Try it -
Write out the records that follow exactly. Do not include pictures.

Data in this exercise -
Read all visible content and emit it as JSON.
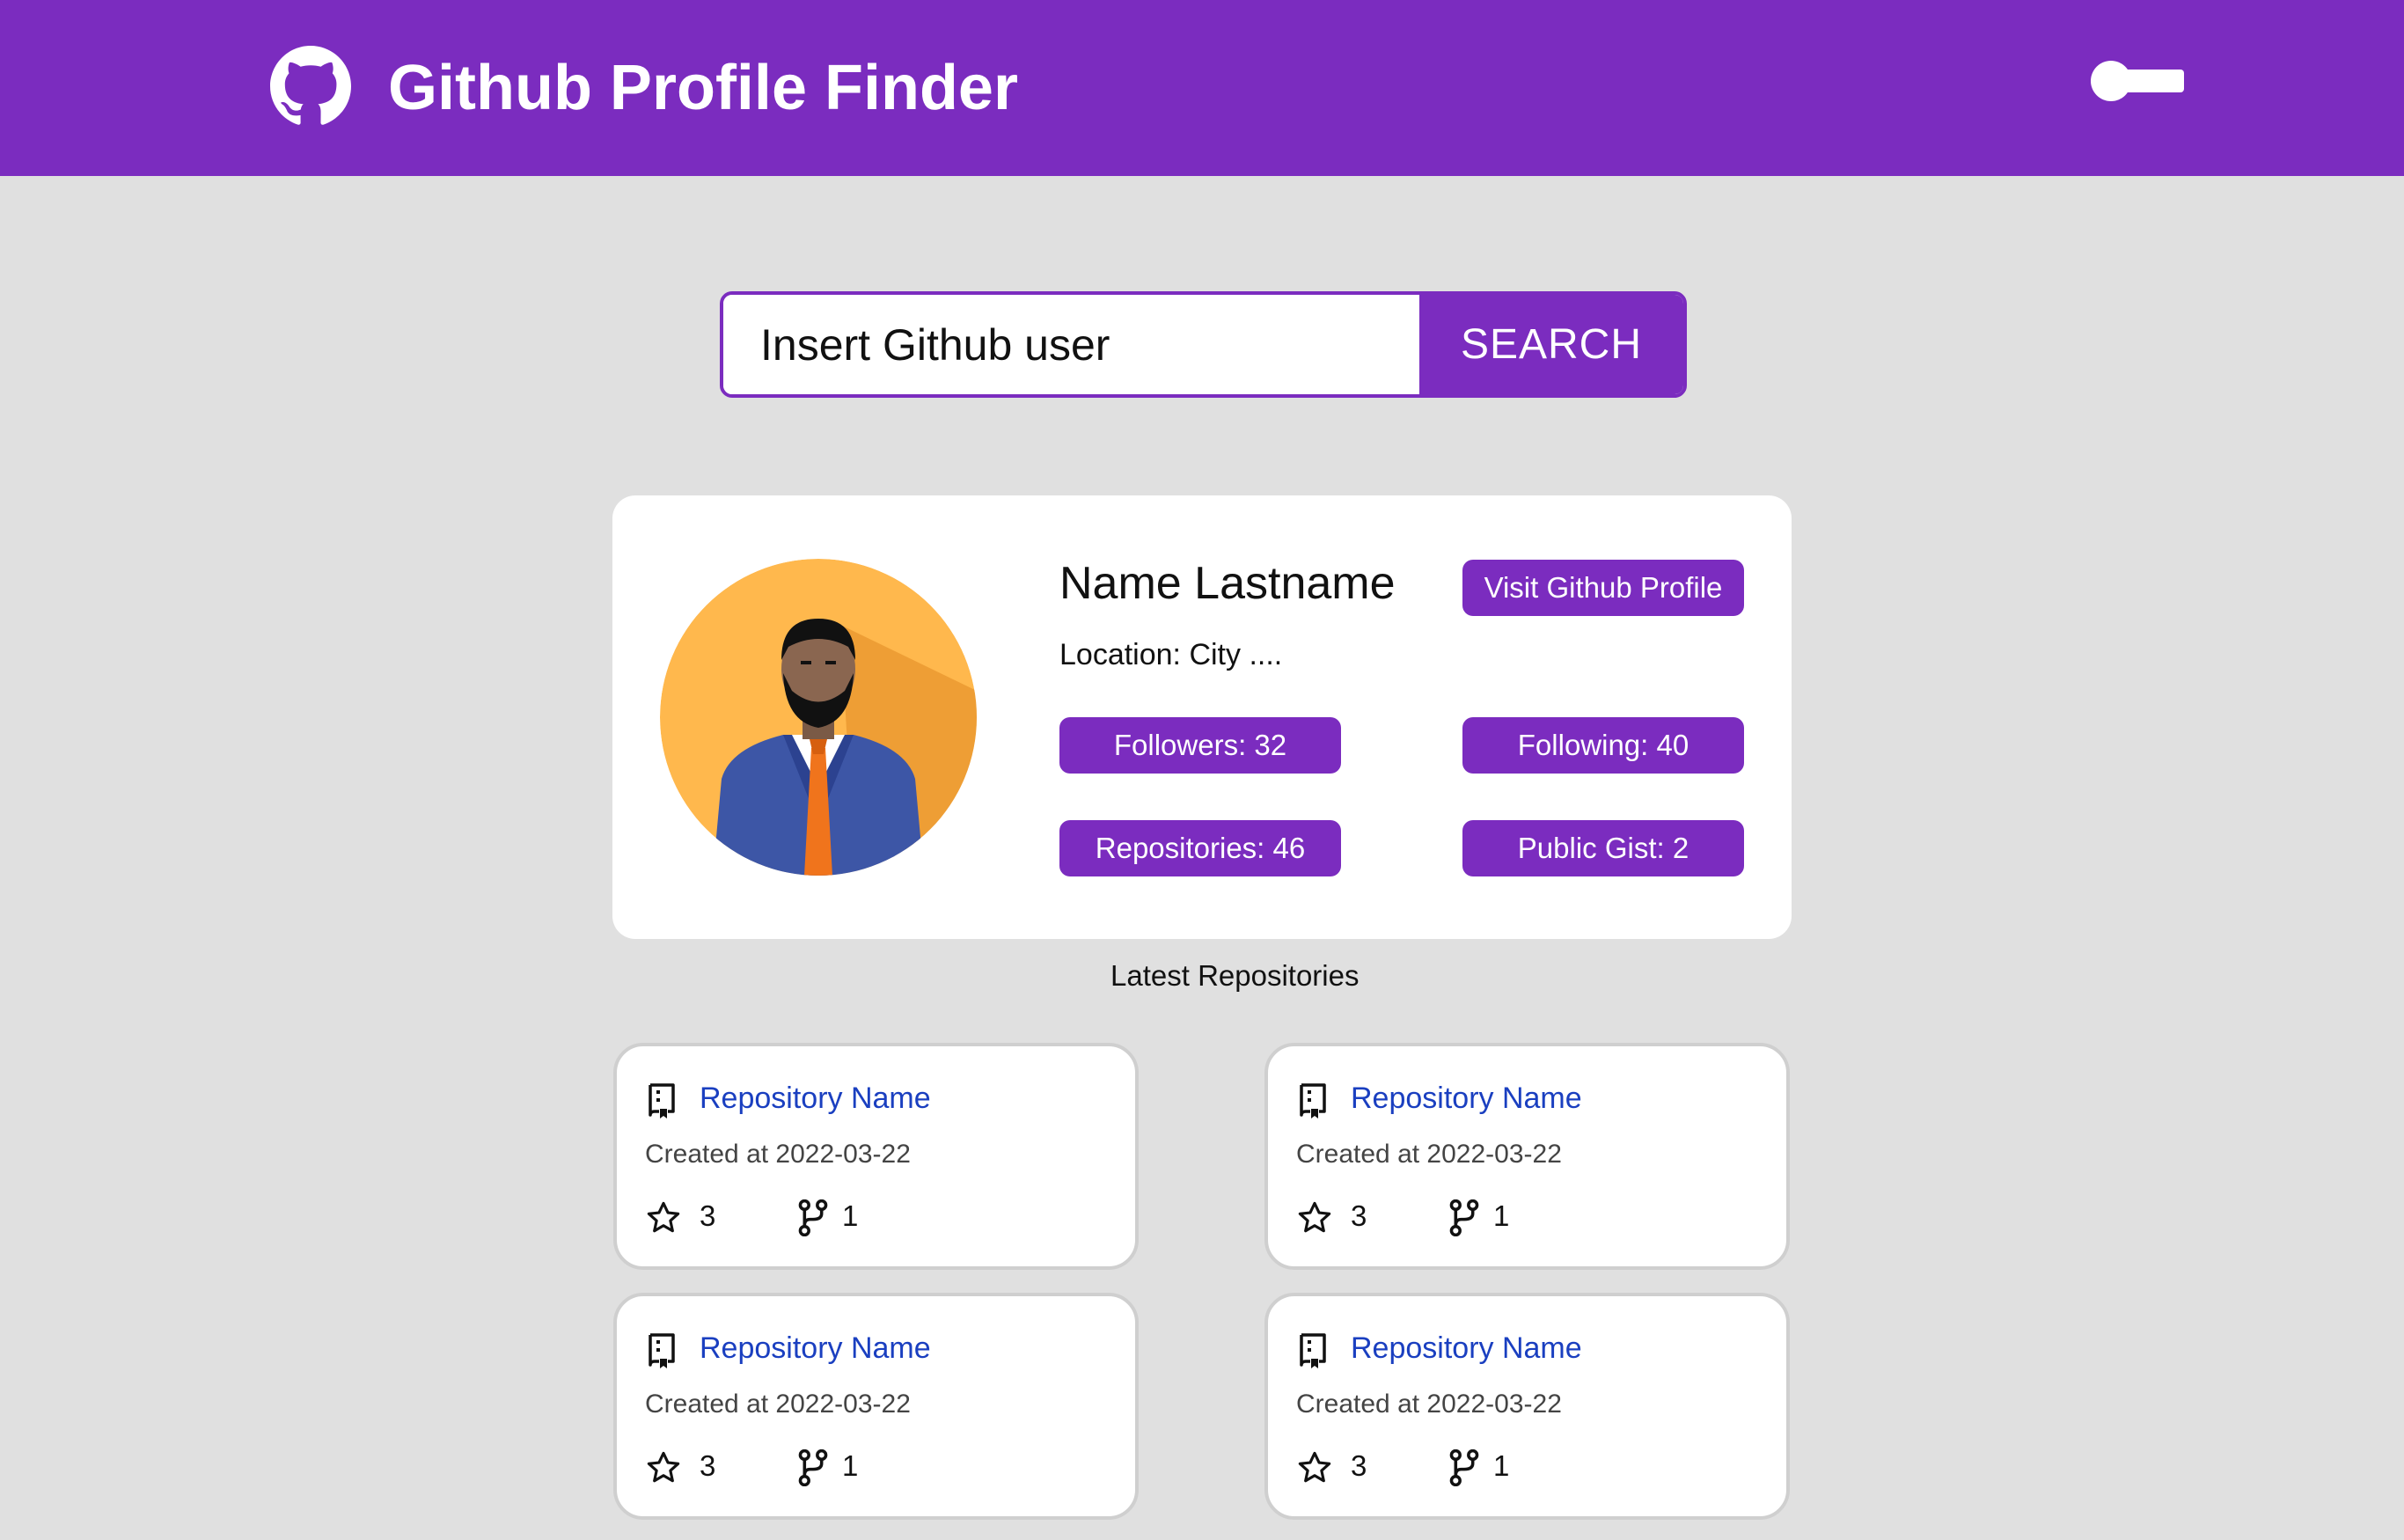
{
  "header": {
    "title": "Github Profile Finder",
    "logo_icon": "github-octocat-icon",
    "theme_toggle_icon": "toggle-icon",
    "background": "#7b2cbf"
  },
  "search": {
    "placeholder": "Insert Github user",
    "button_label": "SEARCH"
  },
  "profile": {
    "name": "Name Lastname",
    "location_label": "Location:",
    "location_value": "City ....",
    "visit_button": "Visit Github Profile",
    "followers": "Followers: 32",
    "following": "Following: 40",
    "repositories": "Repositories: 46",
    "public_gist": "Public Gist: 2"
  },
  "latest_heading": "Latest Repositories",
  "repos": [
    {
      "name": "Repository Name",
      "created": "Created at 2022-03-22",
      "stars": "3",
      "forks": "1"
    },
    {
      "name": "Repository Name",
      "created": "Created at 2022-03-22",
      "stars": "3",
      "forks": "1"
    },
    {
      "name": "Repository Name",
      "created": "Created at 2022-03-22",
      "stars": "3",
      "forks": "1"
    },
    {
      "name": "Repository Name",
      "created": "Created at 2022-03-22",
      "stars": "3",
      "forks": "1"
    }
  ],
  "colors": {
    "accent": "#7b2cbf",
    "link": "#1a3fc0",
    "background": "#e0e0e0",
    "avatar_bg": "#ffb84d"
  }
}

Exercise result -
Read all visible content and emit it as JSON.
{
  "header": {
    "title": "Github Profile Finder",
    "logo_icon": "github-octocat-icon",
    "theme_toggle_icon": "toggle-icon",
    "background": "#7b2cbf"
  },
  "search": {
    "placeholder": "Insert Github user",
    "button_label": "SEARCH"
  },
  "profile": {
    "name": "Name Lastname",
    "location_label": "Location:",
    "location_value": "City ....",
    "visit_button": "Visit Github Profile",
    "followers": "Followers: 32",
    "following": "Following: 40",
    "repositories": "Repositories: 46",
    "public_gist": "Public Gist: 2"
  },
  "latest_heading": "Latest Repositories",
  "repos": [
    {
      "name": "Repository Name",
      "created": "Created at 2022-03-22",
      "stars": "3",
      "forks": "1"
    },
    {
      "name": "Repository Name",
      "created": "Created at 2022-03-22",
      "stars": "3",
      "forks": "1"
    },
    {
      "name": "Repository Name",
      "created": "Created at 2022-03-22",
      "stars": "3",
      "forks": "1"
    },
    {
      "name": "Repository Name",
      "created": "Created at 2022-03-22",
      "stars": "3",
      "forks": "1"
    }
  ],
  "colors": {
    "accent": "#7b2cbf",
    "link": "#1a3fc0",
    "background": "#e0e0e0",
    "avatar_bg": "#ffb84d"
  }
}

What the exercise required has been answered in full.